  • Jancis Robinson, May 2022, Score: 17.5

    Really deep flavoured. Very obviously more depth of flavour and tension than the 2009 Dom Ruinart. The cork ageing does seem to enhance the savoury, reduced character reminiscent of white burgundy. Very long with lemon notes. A truly exciting wine that is still extremely youthful. Drink 2022 - 2034

Producer

Dom Ruinart

Originally wool merchants, the Runiart House was established in 1729 by Nicolas Runiart who fulfilled his uncle, the Benedictine Monk, Dom Thierry Ruinart's ambition to make Ruinart a premier champagne house.
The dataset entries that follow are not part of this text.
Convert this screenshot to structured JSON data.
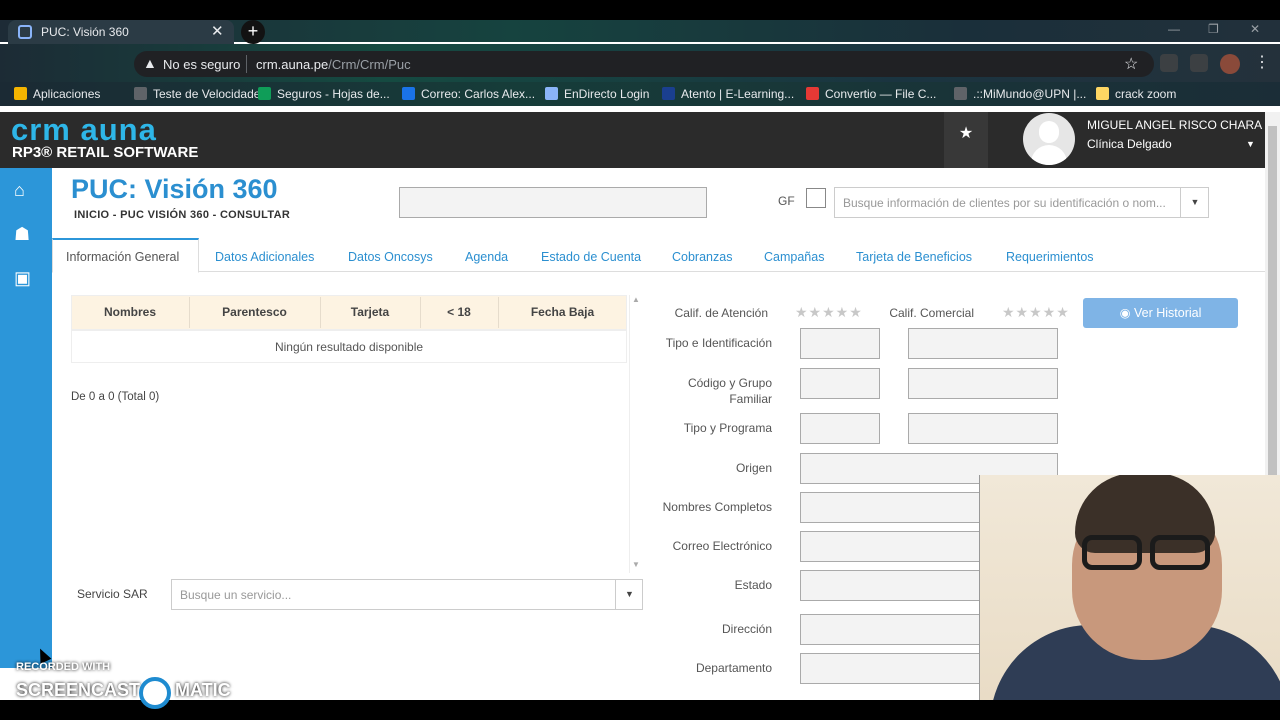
{
  "browser": {
    "tab_title": "PUC: Visión 360",
    "security": "No es seguro",
    "url_host": "crm.auna.pe",
    "url_path": "/Crm/Crm/Puc",
    "bookmarks": [
      {
        "label": "Aplicaciones",
        "color": "#f4b400"
      },
      {
        "label": "Teste de Velocidade...",
        "color": "#5f6368"
      },
      {
        "label": "Seguros - Hojas de...",
        "color": "#0f9d58"
      },
      {
        "label": "Correo: Carlos Alex...",
        "color": "#1a73e8"
      },
      {
        "label": "EnDirecto Login",
        "color": "#8ab4f8"
      },
      {
        "label": "Atento | E-Learning...",
        "color": "#1a3f8f"
      },
      {
        "label": "Convertio — File C...",
        "color": "#e53935"
      },
      {
        "label": ".::MiMundo@UPN |...",
        "color": "#5f6368"
      },
      {
        "label": "crack zoom",
        "color": "#fdd663"
      }
    ]
  },
  "app": {
    "logo_top": "crm auna",
    "logo_bottom": "RP3® RETAIL SOFTWARE",
    "user_name": "MIGUEL ANGEL RISCO CHARA",
    "user_org": "Clínica Delgado",
    "accent": "#2c96d9"
  },
  "page": {
    "title": "PUC: Visión 360",
    "breadcrumb": "INICIO  -  PUC VISIÓN 360  -  CONSULTAR",
    "gf_label": "GF",
    "search_placeholder": "Busque información de clientes por su identificación o nom...",
    "tabs": [
      "Información General",
      "Datos Adicionales",
      "Datos Oncosys",
      "Agenda",
      "Estado de Cuenta",
      "Cobranzas",
      "Campañas",
      "Tarjeta de Beneficios",
      "Requerimientos"
    ]
  },
  "table": {
    "headers": [
      "Nombres",
      "Parentesco",
      "Tarjeta",
      "< 18",
      "Fecha Baja"
    ],
    "empty": "Ningún resultado disponible",
    "paging": "De 0 a 0 (Total 0)"
  },
  "sar": {
    "label": "Servicio SAR",
    "placeholder": "Busque un servicio..."
  },
  "form": {
    "calif_atencion": "Calif. de Atención",
    "calif_comercial": "Calif. Comercial",
    "stars": "★★★★★",
    "ver_historial": "Ver Historial",
    "tipo_id": "Tipo e Identificación",
    "codigo": "Código y Grupo Familiar",
    "tipo_programa": "Tipo y Programa",
    "origen": "Origen",
    "nombres": "Nombres Completos",
    "correo": "Correo Electrónico",
    "estado": "Estado",
    "direccion": "Dirección",
    "departamento": "Departamento"
  },
  "watermark": {
    "line1": "RECORDED WITH",
    "line2": "SCREENCAST",
    "line3": "MATIC"
  }
}
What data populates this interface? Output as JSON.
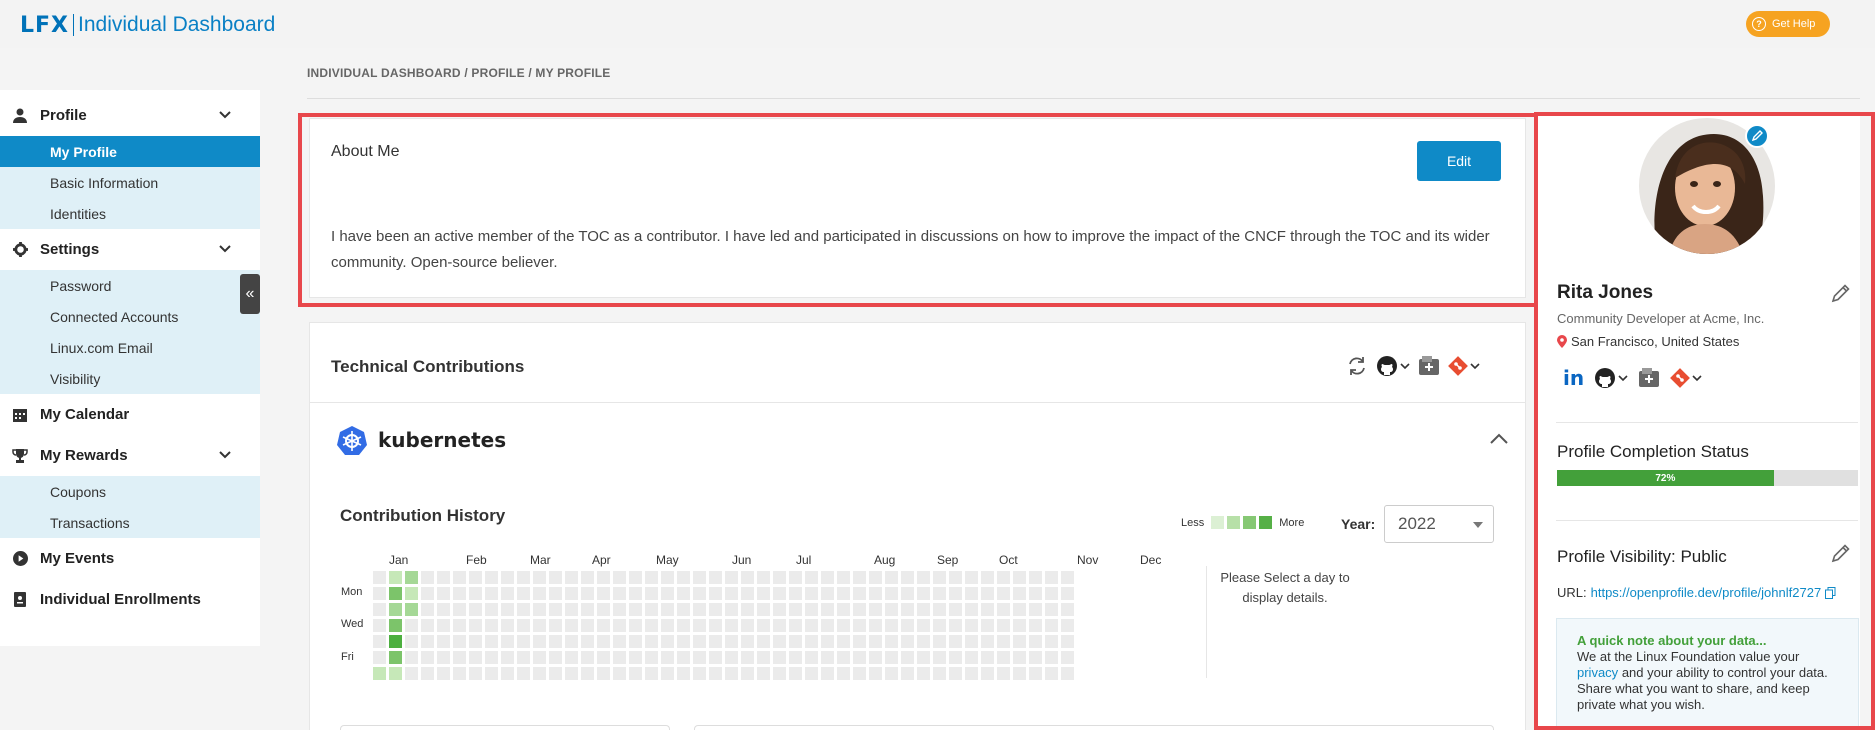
{
  "header": {
    "logo_mark": "LFX",
    "title": "Individual Dashboard",
    "help_label": "Get Help"
  },
  "sidebar": {
    "sections": [
      {
        "label": "Profile",
        "icon": "user-icon",
        "items": [
          "My Profile",
          "Basic Information",
          "Identities"
        ]
      },
      {
        "label": "Settings",
        "icon": "gear-icon",
        "items": [
          "Password",
          "Connected Accounts",
          "Linux.com Email",
          "Visibility"
        ]
      },
      {
        "label": "My Calendar",
        "icon": "calendar-icon",
        "items": []
      },
      {
        "label": "My Rewards",
        "icon": "trophy-icon",
        "items": [
          "Coupons",
          "Transactions"
        ]
      },
      {
        "label": "My Events",
        "icon": "play-circle-icon",
        "items": []
      },
      {
        "label": "Individual Enrollments",
        "icon": "badge-icon",
        "items": []
      }
    ],
    "active_item": "My Profile",
    "collapse_icon": "double-chevron-left-icon"
  },
  "breadcrumb": "INDIVIDUAL DASHBOARD / PROFILE / MY PROFILE",
  "about": {
    "title": "About Me",
    "edit_label": "Edit",
    "text": "I have been an active member of the TOC as a contributor. I have led and participated in discussions on how to improve the impact of the CNCF through the TOC and its wider community. Open-source believer."
  },
  "contributions": {
    "title": "Technical Contributions",
    "project": "kubernetes",
    "history_title": "Contribution History",
    "legend_less": "Less",
    "legend_more": "More",
    "year_label": "Year:",
    "year_value": "2022",
    "months": [
      "Jan",
      "Feb",
      "Mar",
      "Apr",
      "May",
      "Jun",
      "Jul",
      "Aug",
      "Sep",
      "Oct",
      "Nov",
      "Dec"
    ],
    "day_labels": [
      "Mon",
      "Wed",
      "Fri"
    ],
    "select_day_hint": "Please Select a day to display details.",
    "colors": {
      "empty": "#ebebeb",
      "level1": "#c6e8b8",
      "level2": "#a5d896",
      "level3": "#7cc46a",
      "level4": "#4caf3f"
    }
  },
  "profile": {
    "name": "Rita Jones",
    "role": "Community Developer at Acme, Inc.",
    "location": "San Francisco, United States",
    "completion_title": "Profile Completion Status",
    "completion_label": "72%",
    "completion_value": 0.72,
    "visibility_title": "Profile Visibility: Public",
    "url_label": "URL:",
    "url": "https://openprofile.dev/profile/johnlf2727",
    "note_title": "A quick note about your data...",
    "note_pre": "We at the Linux Foundation value your",
    "note_link": "privacy",
    "note_post": "and your ability to control your data. Share what you want to share, and keep private what you wish."
  },
  "colors": {
    "accent": "#0f8ac7",
    "highlight": "#e8474b",
    "progress": "#43a03a",
    "help": "#f6a321"
  }
}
At the entrance to the town of Reims, hewn out of the chalk, Ruinart's "crayères" harbour the secret of a slow ageing process normally lasting between three and twelve years depending on the cuvees. Ruinart was the fir...Read more
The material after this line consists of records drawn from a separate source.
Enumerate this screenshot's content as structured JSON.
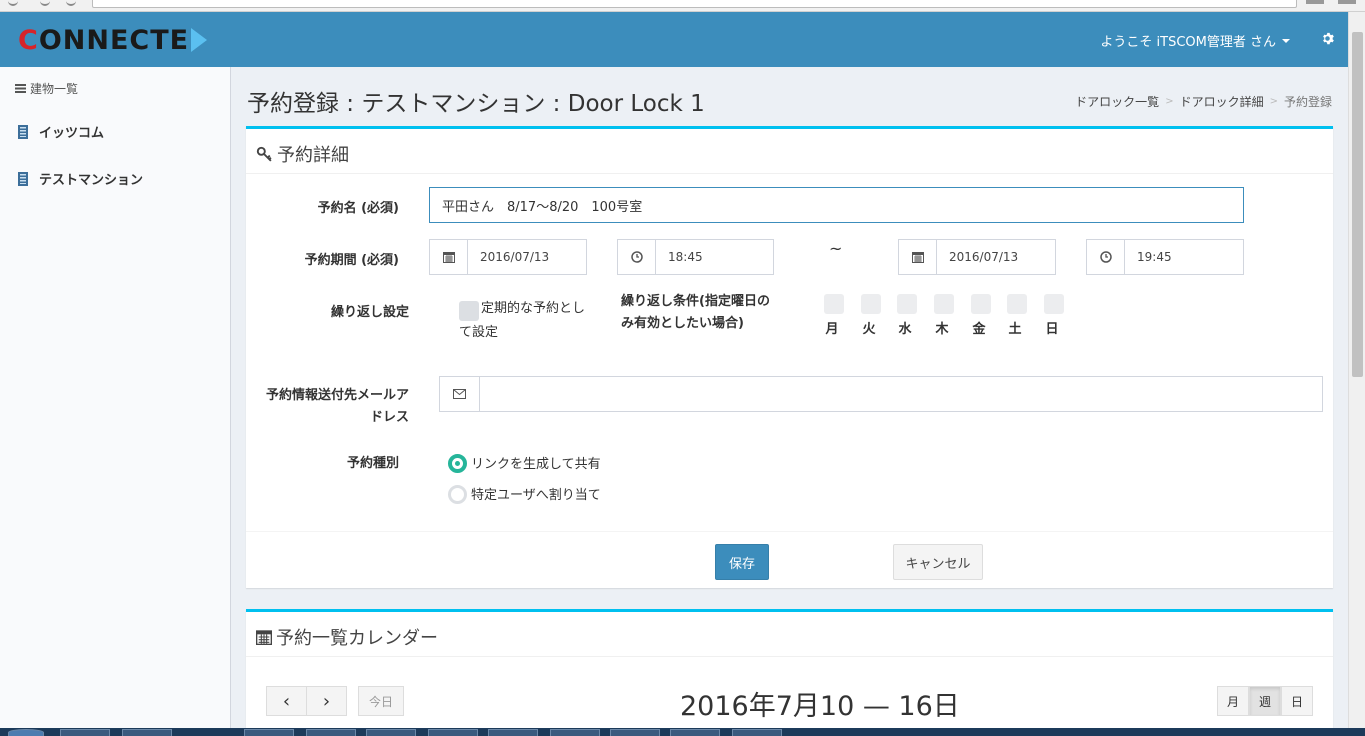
{
  "header": {
    "logo_text_c": "C",
    "logo_text_rest": "ONNECTE",
    "user_greeting": "ようこそ iTSCOM管理者 さん"
  },
  "sidebar": {
    "heading": "建物一覧",
    "items": [
      {
        "label": "イッツコム"
      },
      {
        "label": "テストマンション"
      }
    ]
  },
  "page": {
    "title": "予約登録 : テストマンション : Door Lock 1",
    "breadcrumb": [
      "ドアロック一覧",
      "ドアロック詳細",
      "予約登録"
    ]
  },
  "form": {
    "box_title": "予約詳細",
    "reservation_name_label": "予約名 (必須)",
    "reservation_name_value": "平田さん　8/17〜8/20　100号室",
    "period_label": "予約期間 (必須)",
    "start_date": "2016/07/13",
    "start_time": "18:45",
    "tilde": "~",
    "end_date": "2016/07/13",
    "end_time": "19:45",
    "repeat_label": "繰り返し設定",
    "repeat_checkbox_label_1": "定期的な予約とし",
    "repeat_checkbox_label_2": "て設定",
    "repeat_condition_label_1": "繰り返し条件(指定曜日の",
    "repeat_condition_label_2": "み有効としたい場合)",
    "days": [
      "月",
      "火",
      "水",
      "木",
      "金",
      "土",
      "日"
    ],
    "email_label_1": "予約情報送付先メールア",
    "email_label_2": "ドレス",
    "email_value": "",
    "type_label": "予約種別",
    "type_options": [
      {
        "label": "リンクを生成して共有",
        "selected": true
      },
      {
        "label": "特定ユーザへ割り当て",
        "selected": false
      }
    ],
    "save_label": "保存",
    "cancel_label": "キャンセル"
  },
  "calendar": {
    "box_title": "予約一覧カレンダー",
    "prev": "‹",
    "next": "›",
    "today_label": "今日",
    "title": "2016年7月10 — 16日",
    "views": [
      "月",
      "週",
      "日"
    ],
    "active_view": "週"
  },
  "colors": {
    "header": "#3c8dbc",
    "box_accent": "#00c0ef",
    "primary_button": "#3c8dbc",
    "radio_selected": "#26b59a"
  }
}
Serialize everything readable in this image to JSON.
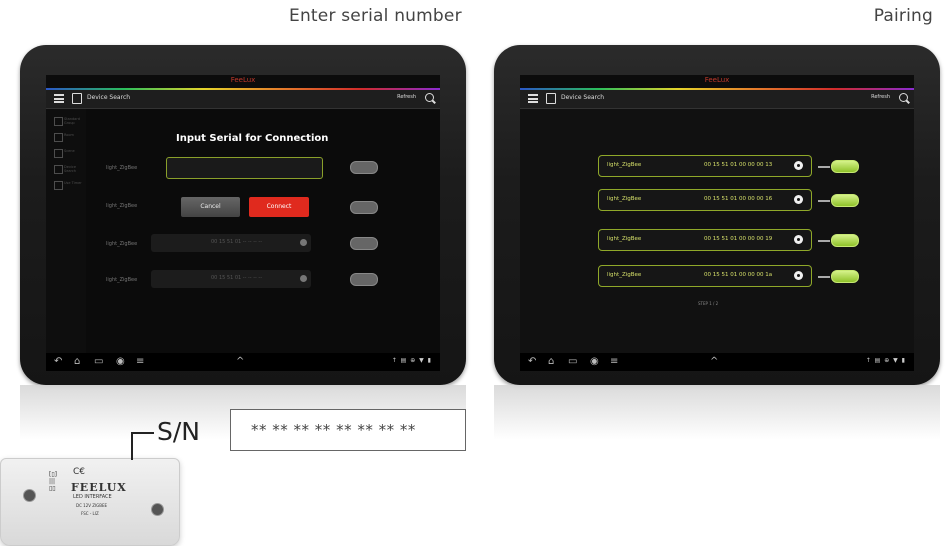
{
  "captions": {
    "left": "Enter serial number",
    "right": "Pairing"
  },
  "left_screen": {
    "brand": "FeeLux",
    "appbar": {
      "title": "Device Search",
      "refresh": "Refresh"
    },
    "sidebar": [
      {
        "label": "Standard Group"
      },
      {
        "label": "Room"
      },
      {
        "label": "Scene"
      },
      {
        "label": "Device Search"
      },
      {
        "label": "Use Timer"
      }
    ],
    "dialog": {
      "title": "Input Serial for Connection",
      "serial_value": "",
      "cancel_label": "Cancel",
      "connect_label": "Connect"
    },
    "rows": [
      {
        "name": "light_ZigBee",
        "serial": ""
      },
      {
        "name": "light_ZigBee",
        "serial": ""
      },
      {
        "name": "light_ZigBee",
        "serial": "00 15 51 01 -- -- -- --"
      },
      {
        "name": "light_ZigBee",
        "serial": "00 15 51 01 -- -- -- --"
      }
    ],
    "status": "↑ ▤ ⊕ ▼ ▮"
  },
  "right_screen": {
    "brand": "FeeLux",
    "appbar": {
      "title": "Device Search",
      "refresh": "Refresh"
    },
    "devices": [
      {
        "name": "light_ZigBee",
        "serial": "00 15 51 01 00 00 00 13"
      },
      {
        "name": "light_ZigBee",
        "serial": "00 15 51 01 00 00 00 16"
      },
      {
        "name": "light_ZigBee",
        "serial": "00 15 51 01 00 00 00 19"
      },
      {
        "name": "light_ZigBee",
        "serial": "00 15 51 01 00 00 00 1a"
      }
    ],
    "footer": "STEP 1 / 2",
    "status": "↑ ▤ ⊕ ▼ ▮"
  },
  "device_label": {
    "brand": "FEELUX",
    "line1": "LED INTERFACE",
    "line2": "DC 12V  ZIGBEE",
    "line3": "FSC - LIZ",
    "ce": "C€",
    "symbols": "[▯]\n|||\n▯▯"
  },
  "sn": {
    "label": "S/N",
    "value": "** ** ** ** ** ** ** **"
  }
}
Originally wool merchants, the Runiart House was established in 1729 by Nicolas Runiart who fulfilled his uncle, the Benedictine Monk, Dom Thierry Ruinart's ambition to make Ruinart a premier champagne house. At the entrance to the town of Reims, hewn out of the chalk, Ruinart's "crayères" harbour the secret of a slow ageing process normally lasting between three and twelve years depending on the cuvees. Ruinart was the first champagne House to acquire its crayères, the only ones to be classed as a historic monument in 1931, to age its wines. Without them, the ageing process would not be the same. The depth of the pits and the chalk from which they are made provide perfect thermal stability and optimum humidity. The constant low temperature leads to a slow prise de mousse (the formation of effervescence), resulting in a mousse of incomparable quality. Chardonnay, the dominant grape variety used in all Ruinart cuvees, is the very essence of the Ruinart taste. Grown in the Côte des Blancs and Montagne de Reims vineyards, this exceptionally high quality grape lends all its finesse, elegance and purity to the Ruinart champagnes.Read less
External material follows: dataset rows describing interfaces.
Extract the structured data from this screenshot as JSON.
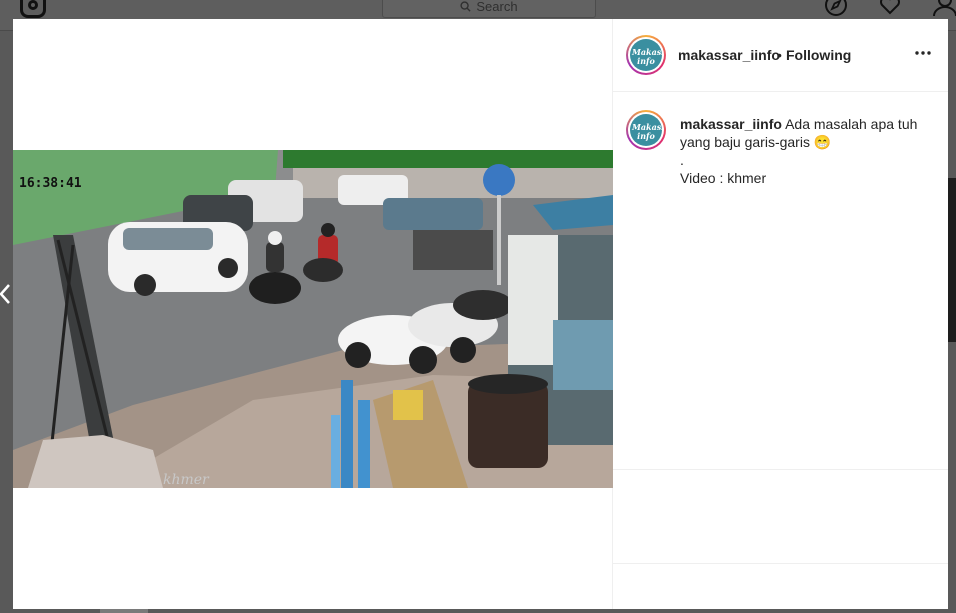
{
  "nav": {
    "search_placeholder": "Search",
    "logo_icon": "instagram-icon",
    "icons": [
      "compass-icon",
      "heart-icon",
      "profile-icon"
    ]
  },
  "post": {
    "username": "makassar_iinfo",
    "separator": "•",
    "follow_status": "Following",
    "more_icon": "more-options-icon",
    "avatar_text": "Makassar info",
    "caption": {
      "username": "makassar_iinfo",
      "line1": "Ada masalah apa tuh yang baju garis-garis",
      "emoji": "😁",
      "line2": ".",
      "line3": "Video : khmer"
    }
  },
  "video": {
    "timestamp": "16:38:41",
    "watermark": "khmer"
  },
  "colors": {
    "overlay": "#595959",
    "text": "#262626",
    "border": "#efefef"
  }
}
Region

Champagne

Champagne, the world's greatest sparkling wine, needs little introduction - with imitations produced in virtually every country capable of growing grapes, including such unlikely candidates as India and China. The Champagne region, to the north of Paris, has the most northerly vineyards in France, with vines grown on slopes with a southerly exposure to maximise sunlight. The soil is chalky, providing an excellent balance of drainage and water retention. The key to the wine is in the cellar - the bubbles result from a second fermentation in the bottle and the rich toasty flavours in great Champagne come from extended bottle ageing on the yeasty lees. Until the eighteenth century, the wines produced in the Champagne area were light acidic white wines, with no hint of sparkle. However glass and closure technology developed at that time and it was not long before Dom Perignon, a Benedictine monk at the Abbey of Hautvilliers, started experimenting with blends and produced the first recognisable champagne. In a world accustomed to still wines, the advent of champagne was almost a flop. It was saved when it became fashionable at the French court as a result of Louis XV's mistress Madame de Pompadour commenting "Champagne is the only wine that lets a woman remain beautiful after she has drunk it." And the rest is history, with famous (or infamous) champagne lovers including Casanova, Dumas, Wagner, Winston Churchill, James Bond and Coco Chanel.